The Project is by no means a dole-out. It is a people-centric undertaking of the eLibrary Project Partnership, a collaboration between the school and the eLibrary Project champions (Project Sponsors, Technology Providers, and Partner Schools). The primary goal of this partnership is to enhance the entire education experience of students and teachers. Providing the technology and hardware for the eLibrary System to the school is just secondary to the partnership for an engaging, responsive education.
The Project Sponsors provide the necessary hardware for the deployment of the eLibrary System. They have to supply the server, for a school that already has a local area network (LAN), some workstations, and a wifi access point (WAP). They also have to spend for the transportation and accommodation of the Technology Providers.
The setup of the eLibrary System at the school and the pre-deployment preparations are done by the Technology Providers. Tech providers need to collaborate with local institutions with people capable of supporting the project technically. Additionally, they must be able to provide training for the school's faculty on the use of the eLibrary System and to demonstrate how the eLibrary might be integrated into every facet of learning at the school.
With the eLibrary System, less-privileged schools can have a better teaching and learning experience. All they need to do is integrate the eLibrary System into their curricular and extra-curricular activities. Just let teachers be teachers; students, students!
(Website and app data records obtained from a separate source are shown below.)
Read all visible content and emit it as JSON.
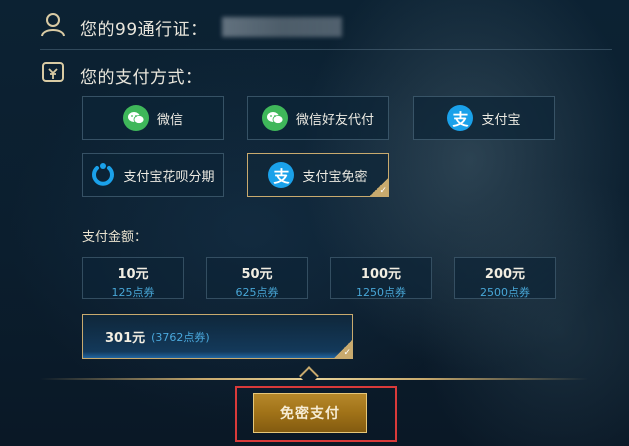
{
  "account": {
    "label": "您的99通行证："
  },
  "payment": {
    "label": "您的支付方式：",
    "methods": [
      {
        "label": "微信",
        "icon": "wechat-icon"
      },
      {
        "label": "微信好友代付",
        "icon": "wechat-icon"
      },
      {
        "label": "支付宝",
        "icon": "alipay-icon"
      },
      {
        "label": "支付宝花呗分期",
        "icon": "huabei-icon"
      },
      {
        "label": "支付宝免密",
        "icon": "alipay-icon",
        "selected": true
      }
    ]
  },
  "amount": {
    "label": "支付金额：",
    "options": [
      {
        "value": "10元",
        "points": "125点券"
      },
      {
        "value": "50元",
        "points": "625点券"
      },
      {
        "value": "100元",
        "points": "1250点券"
      },
      {
        "value": "200元",
        "points": "2500点券"
      }
    ],
    "selected": {
      "value": "301元",
      "points": "(3762点券)"
    }
  },
  "submit": {
    "label": "免密支付"
  },
  "colors": {
    "gold": "#c8aa6e",
    "wechat": "#3fb75a",
    "alipay": "#1aa1ea",
    "points": "#48a6d6",
    "highlight_box": "#d93a3a"
  }
}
In rural areas, the eLibrary is the next best thing to a full endowement of educational resources. But without the Partnership, the eLibrary is just another infrastructure project.